Web page and app entries
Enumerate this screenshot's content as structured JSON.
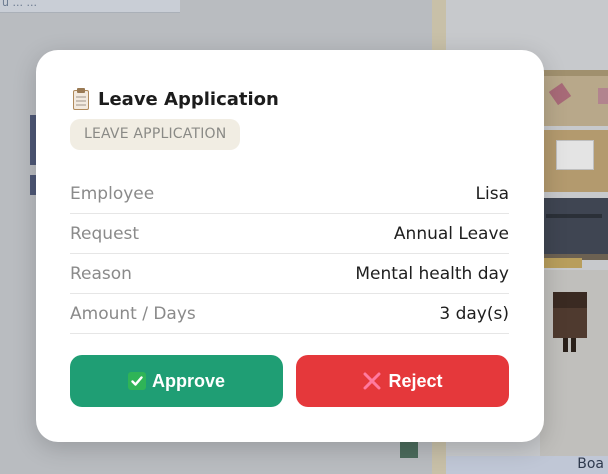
{
  "background": {
    "top_left_text": "u ... ...",
    "bottom_right_text": "Boa"
  },
  "modal": {
    "icon": "clipboard-icon",
    "title": "Leave Application",
    "badge": "LEAVE APPLICATION",
    "details": [
      {
        "label": "Employee",
        "value": "Lisa"
      },
      {
        "label": "Request",
        "value": "Annual Leave"
      },
      {
        "label": "Reason",
        "value": "Mental health day"
      },
      {
        "label": "Amount / Days",
        "value": "3 day(s)"
      }
    ],
    "approve_label": "Approve",
    "approve_icon": "check-box-icon",
    "reject_label": "Reject",
    "reject_icon": "x-icon",
    "colors": {
      "approve": "#1f9e74",
      "reject": "#e5383b",
      "badge_bg": "#f1ede3"
    }
  }
}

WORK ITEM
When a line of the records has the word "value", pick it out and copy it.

SOLUTION FOR THIS EXERCISE
        "value": "Lisa"
        "value": "Annual Leave"
        "value": "Mental health day"
        "value": "3 day(s)"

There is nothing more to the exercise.